* Information provided:
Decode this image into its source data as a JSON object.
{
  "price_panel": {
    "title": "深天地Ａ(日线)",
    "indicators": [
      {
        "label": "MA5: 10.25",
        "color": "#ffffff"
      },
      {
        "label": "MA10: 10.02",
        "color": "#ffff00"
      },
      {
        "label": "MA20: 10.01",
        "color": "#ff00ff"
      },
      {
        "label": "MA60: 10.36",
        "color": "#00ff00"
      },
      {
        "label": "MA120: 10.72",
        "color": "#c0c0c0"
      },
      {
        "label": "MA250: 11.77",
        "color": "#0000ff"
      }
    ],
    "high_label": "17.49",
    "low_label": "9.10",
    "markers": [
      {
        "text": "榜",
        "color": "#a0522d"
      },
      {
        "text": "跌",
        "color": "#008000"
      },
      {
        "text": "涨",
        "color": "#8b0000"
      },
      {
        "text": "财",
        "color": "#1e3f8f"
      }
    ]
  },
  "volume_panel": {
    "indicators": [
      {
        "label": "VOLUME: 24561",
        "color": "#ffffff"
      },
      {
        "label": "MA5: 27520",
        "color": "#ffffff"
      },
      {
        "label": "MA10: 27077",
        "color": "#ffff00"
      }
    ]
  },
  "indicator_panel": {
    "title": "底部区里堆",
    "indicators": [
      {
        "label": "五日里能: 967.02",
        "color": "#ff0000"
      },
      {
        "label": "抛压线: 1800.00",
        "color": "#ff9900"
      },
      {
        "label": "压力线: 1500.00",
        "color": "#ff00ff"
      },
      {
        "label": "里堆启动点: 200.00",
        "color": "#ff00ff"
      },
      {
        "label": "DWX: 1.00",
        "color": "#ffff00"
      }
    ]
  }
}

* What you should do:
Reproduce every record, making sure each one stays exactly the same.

* Answer area:
Decode this image into its source data as a JSON object.
{
  "price_panel": {
    "title": "深天地Ａ(日线)",
    "indicators": [
      {
        "label": "MA5: 10.25",
        "color": "#ffffff"
      },
      {
        "label": "MA10: 10.02",
        "color": "#ffff00"
      },
      {
        "label": "MA20: 10.01",
        "color": "#ff00ff"
      },
      {
        "label": "MA60: 10.36",
        "color": "#00ff00"
      },
      {
        "label": "MA120: 10.72",
        "color": "#c0c0c0"
      },
      {
        "label": "MA250: 11.77",
        "color": "#0000ff"
      }
    ],
    "high_label": "17.49",
    "low_label": "9.10",
    "markers": [
      {
        "text": "榜",
        "color": "#a0522d"
      },
      {
        "text": "跌",
        "color": "#008000"
      },
      {
        "text": "涨",
        "color": "#8b0000"
      },
      {
        "text": "财",
        "color": "#1e3f8f"
      }
    ]
  },
  "volume_panel": {
    "indicators": [
      {
        "label": "VOLUME: 24561",
        "color": "#ffffff"
      },
      {
        "label": "MA5: 27520",
        "color": "#ffffff"
      },
      {
        "label": "MA10: 27077",
        "color": "#ffff00"
      }
    ]
  },
  "indicator_panel": {
    "title": "底部区里堆",
    "indicators": [
      {
        "label": "五日里能: 967.02",
        "color": "#ff0000"
      },
      {
        "label": "抛压线: 1800.00",
        "color": "#ff9900"
      },
      {
        "label": "压力线: 1500.00",
        "color": "#ff00ff"
      },
      {
        "label": "里堆启动点: 200.00",
        "color": "#ff00ff"
      },
      {
        "label": "DWX: 1.00",
        "color": "#ffff00"
      }
    ]
  }
}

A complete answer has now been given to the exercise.